The Governments Environmental Land Management scheme (ELMs) has been branded a deliberate assault on farming by Liberal Democrat MP Tim Farron.
Speaking ahead of a Save British Food rally in central London on Tuesday (March 15), the Liberal Democrat spokesman for Food and Rural Affairs hit out at aspects of ELMs, describing it as an outrage that would do limited good for the environment while causing enormous damage to our ability to feed ourselves.
Mr Farron, the MP for Westmorland and Lonsdale, said: In principle an ELMs is a good thing. I personally did not think we should leave the EU but having said that, the Common Agricultural Policy was a weak spot and we could have spent that money far better.
"The Government had the opportunity to do just that and it is a tragedy they have not. It is a silver lining that is turning grey.
It has given a clear indication through ELMs that landlords will get a big financial incentive to evict their tenants and to turn their homes into second houses and holiday lets. There will be tragic consequences for farmers, their families and rural communities. That is a deliberate decision the Government has made.
Mr Farron said he believed ELMs would also fall short in terms of environmental impact, insisting the UKs commitment to combat climate change rested with those that already care for the land.
The greenest thing this Government could do is to keep farmers farming," he added.
"The best environmental policies on the planet are of no use whatsoever if you have not got any pairs of hands to deliver them."
Mr Farron addressed those gathered at theSave British Foodevent for the launch of its Food Plan for Britain, which highlights the perilous future farmers are facing owing to the combination of Covid-19, Brexit, the Ukrainian crisis and the free trade agreements which it said threaten British food security.
Mr Farron, whose Private Members Bill to ensure there is greater scrutiny of any further free trade agreements has its second hearing in the House of Commons on Friday (March 18), said: The bottom line is that poorer standards are cheaper. If you give countries with lower standards a competitive advantage as we have done with the trade deals it will damage not only animal welfare and the environment it will also damage our farmers.

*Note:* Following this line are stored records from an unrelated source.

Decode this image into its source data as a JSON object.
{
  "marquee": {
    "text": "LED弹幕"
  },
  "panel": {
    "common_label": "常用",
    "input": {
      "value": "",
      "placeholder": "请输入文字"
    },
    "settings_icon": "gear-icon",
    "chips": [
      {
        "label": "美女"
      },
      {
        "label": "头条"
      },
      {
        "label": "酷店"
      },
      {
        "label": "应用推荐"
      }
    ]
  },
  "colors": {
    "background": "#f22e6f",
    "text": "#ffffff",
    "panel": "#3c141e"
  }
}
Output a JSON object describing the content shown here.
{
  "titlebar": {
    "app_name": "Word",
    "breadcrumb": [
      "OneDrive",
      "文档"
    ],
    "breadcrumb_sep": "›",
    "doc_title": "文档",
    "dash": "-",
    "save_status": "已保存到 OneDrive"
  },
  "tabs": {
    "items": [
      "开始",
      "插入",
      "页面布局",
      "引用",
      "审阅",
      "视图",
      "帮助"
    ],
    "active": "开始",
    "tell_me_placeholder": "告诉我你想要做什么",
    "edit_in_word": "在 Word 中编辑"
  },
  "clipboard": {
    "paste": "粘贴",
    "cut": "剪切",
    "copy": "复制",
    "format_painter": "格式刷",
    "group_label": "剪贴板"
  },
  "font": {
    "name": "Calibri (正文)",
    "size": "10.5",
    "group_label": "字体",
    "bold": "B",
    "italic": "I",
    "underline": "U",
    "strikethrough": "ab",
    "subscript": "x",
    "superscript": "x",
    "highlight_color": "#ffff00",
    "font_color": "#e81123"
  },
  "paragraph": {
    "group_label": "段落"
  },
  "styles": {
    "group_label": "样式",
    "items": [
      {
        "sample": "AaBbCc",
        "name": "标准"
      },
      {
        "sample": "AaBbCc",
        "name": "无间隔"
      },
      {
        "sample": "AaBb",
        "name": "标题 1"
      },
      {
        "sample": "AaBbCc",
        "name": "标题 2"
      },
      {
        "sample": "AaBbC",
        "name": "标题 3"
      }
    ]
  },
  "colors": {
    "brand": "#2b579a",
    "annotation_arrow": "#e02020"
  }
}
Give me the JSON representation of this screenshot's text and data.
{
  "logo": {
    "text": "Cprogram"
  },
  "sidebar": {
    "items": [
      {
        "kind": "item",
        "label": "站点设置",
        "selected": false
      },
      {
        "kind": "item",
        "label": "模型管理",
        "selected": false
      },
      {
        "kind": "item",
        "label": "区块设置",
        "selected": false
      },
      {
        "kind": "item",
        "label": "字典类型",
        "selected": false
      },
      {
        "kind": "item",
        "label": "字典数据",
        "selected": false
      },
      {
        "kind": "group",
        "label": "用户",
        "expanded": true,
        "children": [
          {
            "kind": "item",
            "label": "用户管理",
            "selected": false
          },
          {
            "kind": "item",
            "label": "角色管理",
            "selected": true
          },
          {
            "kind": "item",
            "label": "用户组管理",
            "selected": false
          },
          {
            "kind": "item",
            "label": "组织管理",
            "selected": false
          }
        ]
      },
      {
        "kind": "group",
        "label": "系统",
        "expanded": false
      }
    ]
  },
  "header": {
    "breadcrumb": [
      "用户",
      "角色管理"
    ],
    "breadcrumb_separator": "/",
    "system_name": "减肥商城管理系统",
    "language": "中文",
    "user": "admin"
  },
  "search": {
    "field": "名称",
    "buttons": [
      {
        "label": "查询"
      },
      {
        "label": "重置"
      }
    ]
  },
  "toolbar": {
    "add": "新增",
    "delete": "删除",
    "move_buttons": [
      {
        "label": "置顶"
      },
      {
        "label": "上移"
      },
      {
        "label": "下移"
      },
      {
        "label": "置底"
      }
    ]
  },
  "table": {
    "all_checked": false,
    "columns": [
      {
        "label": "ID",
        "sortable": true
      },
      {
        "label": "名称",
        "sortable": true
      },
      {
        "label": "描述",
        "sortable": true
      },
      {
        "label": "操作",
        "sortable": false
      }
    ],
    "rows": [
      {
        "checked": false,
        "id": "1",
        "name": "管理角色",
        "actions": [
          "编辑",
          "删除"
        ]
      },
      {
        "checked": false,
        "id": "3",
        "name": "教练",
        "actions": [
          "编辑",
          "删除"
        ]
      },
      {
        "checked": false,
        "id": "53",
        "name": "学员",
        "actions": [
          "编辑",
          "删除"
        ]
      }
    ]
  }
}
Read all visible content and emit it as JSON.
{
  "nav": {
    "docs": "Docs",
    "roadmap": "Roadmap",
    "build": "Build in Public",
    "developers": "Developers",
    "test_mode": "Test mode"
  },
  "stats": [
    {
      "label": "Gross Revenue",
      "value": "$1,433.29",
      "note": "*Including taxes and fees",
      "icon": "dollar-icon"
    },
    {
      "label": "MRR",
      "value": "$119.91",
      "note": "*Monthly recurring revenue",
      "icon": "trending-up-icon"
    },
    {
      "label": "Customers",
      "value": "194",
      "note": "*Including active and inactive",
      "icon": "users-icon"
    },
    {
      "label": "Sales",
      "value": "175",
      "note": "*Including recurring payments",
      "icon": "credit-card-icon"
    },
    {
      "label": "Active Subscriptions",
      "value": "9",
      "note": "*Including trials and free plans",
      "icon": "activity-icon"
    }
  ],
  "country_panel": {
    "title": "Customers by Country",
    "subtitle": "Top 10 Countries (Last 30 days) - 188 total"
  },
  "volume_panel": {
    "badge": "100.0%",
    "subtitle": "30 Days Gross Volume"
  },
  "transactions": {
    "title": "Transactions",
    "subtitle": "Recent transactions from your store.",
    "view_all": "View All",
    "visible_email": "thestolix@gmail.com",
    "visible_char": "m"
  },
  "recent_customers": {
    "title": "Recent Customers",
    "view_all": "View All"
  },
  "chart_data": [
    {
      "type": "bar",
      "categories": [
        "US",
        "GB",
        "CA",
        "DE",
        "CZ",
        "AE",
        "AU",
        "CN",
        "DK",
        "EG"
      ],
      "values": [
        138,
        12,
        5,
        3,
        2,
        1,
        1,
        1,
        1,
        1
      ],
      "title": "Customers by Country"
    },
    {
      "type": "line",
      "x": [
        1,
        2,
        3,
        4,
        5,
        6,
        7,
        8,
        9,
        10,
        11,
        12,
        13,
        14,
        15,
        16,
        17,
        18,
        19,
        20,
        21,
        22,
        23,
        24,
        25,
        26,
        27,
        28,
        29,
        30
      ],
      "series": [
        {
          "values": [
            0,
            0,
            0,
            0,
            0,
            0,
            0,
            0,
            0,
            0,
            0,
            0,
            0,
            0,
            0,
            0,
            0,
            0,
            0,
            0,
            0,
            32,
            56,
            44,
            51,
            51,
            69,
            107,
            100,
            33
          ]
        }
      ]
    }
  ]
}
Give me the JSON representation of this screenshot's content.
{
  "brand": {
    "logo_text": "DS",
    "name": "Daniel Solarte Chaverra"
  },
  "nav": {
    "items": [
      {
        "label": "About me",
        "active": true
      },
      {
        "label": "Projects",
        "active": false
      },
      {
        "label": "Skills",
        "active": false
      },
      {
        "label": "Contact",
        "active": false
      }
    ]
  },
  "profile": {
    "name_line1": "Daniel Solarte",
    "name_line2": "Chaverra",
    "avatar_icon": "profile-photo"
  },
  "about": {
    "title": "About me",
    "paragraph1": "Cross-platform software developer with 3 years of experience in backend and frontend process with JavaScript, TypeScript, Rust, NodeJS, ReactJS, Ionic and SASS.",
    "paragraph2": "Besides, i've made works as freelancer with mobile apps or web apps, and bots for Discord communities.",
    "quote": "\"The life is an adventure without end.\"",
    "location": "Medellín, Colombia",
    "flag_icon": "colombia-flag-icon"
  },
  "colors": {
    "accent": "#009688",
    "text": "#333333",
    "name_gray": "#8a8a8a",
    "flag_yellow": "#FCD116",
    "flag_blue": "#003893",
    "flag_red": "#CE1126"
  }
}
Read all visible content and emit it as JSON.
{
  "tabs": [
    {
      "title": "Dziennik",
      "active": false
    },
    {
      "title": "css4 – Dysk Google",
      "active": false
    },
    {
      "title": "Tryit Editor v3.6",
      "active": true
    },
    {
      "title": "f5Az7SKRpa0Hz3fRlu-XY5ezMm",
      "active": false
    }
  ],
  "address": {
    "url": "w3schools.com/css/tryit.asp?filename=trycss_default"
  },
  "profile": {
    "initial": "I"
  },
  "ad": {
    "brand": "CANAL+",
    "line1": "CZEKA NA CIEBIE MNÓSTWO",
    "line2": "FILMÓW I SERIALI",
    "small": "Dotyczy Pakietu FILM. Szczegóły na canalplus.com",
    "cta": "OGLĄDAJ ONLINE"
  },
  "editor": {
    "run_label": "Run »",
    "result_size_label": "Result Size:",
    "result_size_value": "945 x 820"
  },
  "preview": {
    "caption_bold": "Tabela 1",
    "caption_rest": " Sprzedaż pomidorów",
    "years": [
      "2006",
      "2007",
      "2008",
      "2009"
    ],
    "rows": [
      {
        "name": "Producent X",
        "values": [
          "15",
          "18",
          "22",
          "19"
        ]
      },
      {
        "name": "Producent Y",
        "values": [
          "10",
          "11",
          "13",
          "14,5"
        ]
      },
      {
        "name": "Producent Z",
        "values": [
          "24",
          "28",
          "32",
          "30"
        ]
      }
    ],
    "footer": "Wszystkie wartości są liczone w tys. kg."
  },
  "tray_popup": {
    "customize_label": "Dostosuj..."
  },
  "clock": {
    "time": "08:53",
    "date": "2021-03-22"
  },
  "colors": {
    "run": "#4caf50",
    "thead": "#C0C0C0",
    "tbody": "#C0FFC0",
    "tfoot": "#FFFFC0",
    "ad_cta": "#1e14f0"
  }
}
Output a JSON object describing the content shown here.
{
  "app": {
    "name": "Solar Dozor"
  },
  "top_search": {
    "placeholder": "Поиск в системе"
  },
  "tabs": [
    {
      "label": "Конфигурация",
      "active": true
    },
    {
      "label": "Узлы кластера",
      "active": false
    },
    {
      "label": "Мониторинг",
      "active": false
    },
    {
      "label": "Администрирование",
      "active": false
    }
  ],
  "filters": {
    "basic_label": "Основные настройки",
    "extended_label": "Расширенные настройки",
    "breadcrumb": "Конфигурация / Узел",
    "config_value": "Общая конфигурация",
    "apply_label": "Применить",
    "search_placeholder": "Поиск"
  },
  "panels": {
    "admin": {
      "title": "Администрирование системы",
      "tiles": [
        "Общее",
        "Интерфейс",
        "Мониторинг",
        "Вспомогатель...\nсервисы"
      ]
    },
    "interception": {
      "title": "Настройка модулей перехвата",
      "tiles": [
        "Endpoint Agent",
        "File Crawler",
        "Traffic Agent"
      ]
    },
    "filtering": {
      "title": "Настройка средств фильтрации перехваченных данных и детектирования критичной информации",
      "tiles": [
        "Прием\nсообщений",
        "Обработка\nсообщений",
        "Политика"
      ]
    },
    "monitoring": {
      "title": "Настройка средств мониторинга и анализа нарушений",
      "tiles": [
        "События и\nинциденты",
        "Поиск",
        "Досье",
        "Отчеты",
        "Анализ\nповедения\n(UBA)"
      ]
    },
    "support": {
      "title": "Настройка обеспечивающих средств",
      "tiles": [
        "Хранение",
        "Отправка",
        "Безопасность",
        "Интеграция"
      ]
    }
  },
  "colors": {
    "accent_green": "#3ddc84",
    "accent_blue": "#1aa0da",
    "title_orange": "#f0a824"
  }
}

This is a really crucial moment. We have never needed farmers more and no government of any colour has threatened the future of British farming more than this one.